=== Provided data ===

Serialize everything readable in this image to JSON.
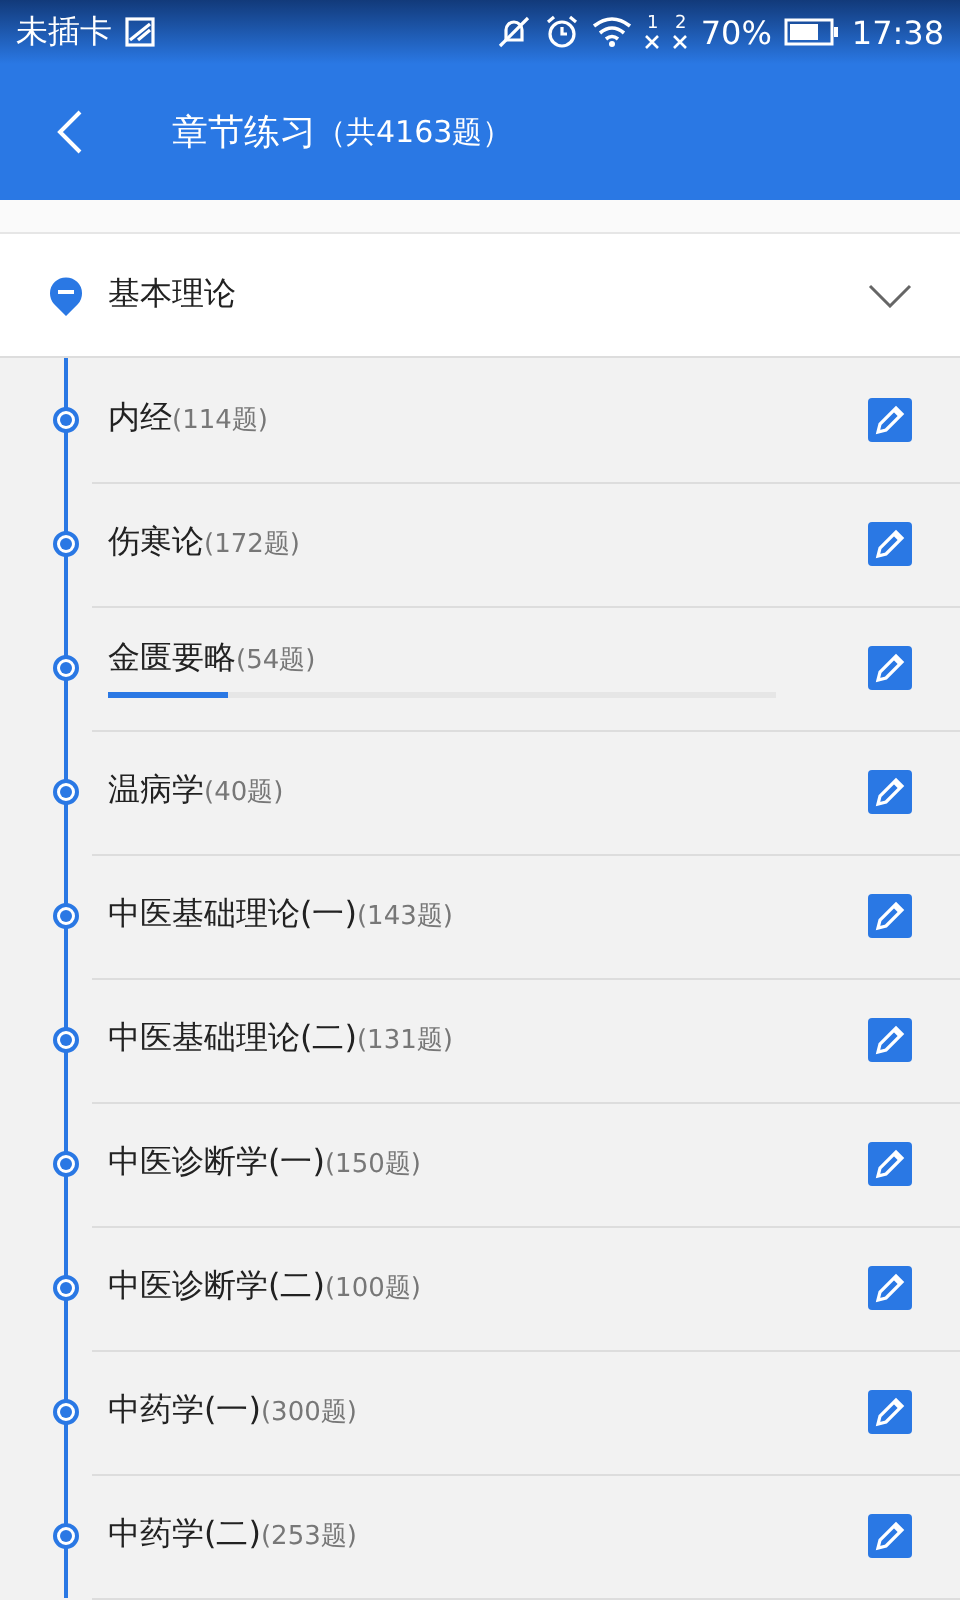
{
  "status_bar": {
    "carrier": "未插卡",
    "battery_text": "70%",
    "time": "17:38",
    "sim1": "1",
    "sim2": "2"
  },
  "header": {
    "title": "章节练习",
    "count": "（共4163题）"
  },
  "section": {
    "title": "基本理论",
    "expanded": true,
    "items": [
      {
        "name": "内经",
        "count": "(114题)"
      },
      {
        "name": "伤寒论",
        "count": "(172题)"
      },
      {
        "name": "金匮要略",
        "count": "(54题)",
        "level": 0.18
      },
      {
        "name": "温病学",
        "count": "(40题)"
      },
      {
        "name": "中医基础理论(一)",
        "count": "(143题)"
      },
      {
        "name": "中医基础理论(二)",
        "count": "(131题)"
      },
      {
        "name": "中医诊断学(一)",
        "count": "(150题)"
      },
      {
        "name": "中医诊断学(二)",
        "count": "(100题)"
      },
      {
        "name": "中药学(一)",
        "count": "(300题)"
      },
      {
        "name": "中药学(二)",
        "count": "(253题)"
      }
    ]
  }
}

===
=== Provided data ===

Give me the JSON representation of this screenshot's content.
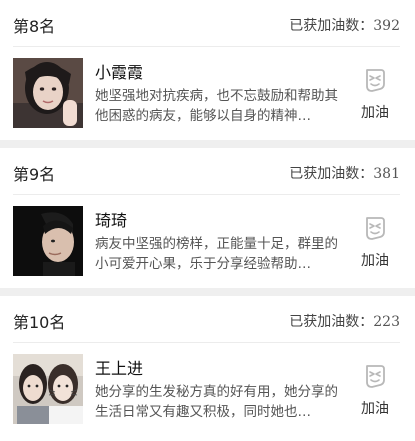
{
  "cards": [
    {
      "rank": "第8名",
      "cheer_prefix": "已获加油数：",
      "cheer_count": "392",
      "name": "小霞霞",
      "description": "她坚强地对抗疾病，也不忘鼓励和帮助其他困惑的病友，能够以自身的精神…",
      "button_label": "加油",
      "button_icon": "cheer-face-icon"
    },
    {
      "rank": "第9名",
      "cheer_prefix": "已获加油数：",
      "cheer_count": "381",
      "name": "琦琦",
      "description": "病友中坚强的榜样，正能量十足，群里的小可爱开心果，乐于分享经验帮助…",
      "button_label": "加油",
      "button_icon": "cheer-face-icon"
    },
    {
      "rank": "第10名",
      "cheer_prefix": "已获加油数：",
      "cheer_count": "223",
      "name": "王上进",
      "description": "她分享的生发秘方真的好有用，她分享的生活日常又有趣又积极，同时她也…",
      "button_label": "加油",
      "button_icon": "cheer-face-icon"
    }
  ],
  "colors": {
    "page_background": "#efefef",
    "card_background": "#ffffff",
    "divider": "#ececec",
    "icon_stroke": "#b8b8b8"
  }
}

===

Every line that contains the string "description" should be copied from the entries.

      "description": "她坚强地对抗疾病，也不忘鼓励和帮助其他困惑的病友，能够以自身的精神…",
      "description": "病友中坚强的榜样，正能量十足，群里的小可爱开心果，乐于分享经验帮助…",
      "description": "她分享的生发秘方真的好有用，她分享的生活日常又有趣又积极，同时她也…",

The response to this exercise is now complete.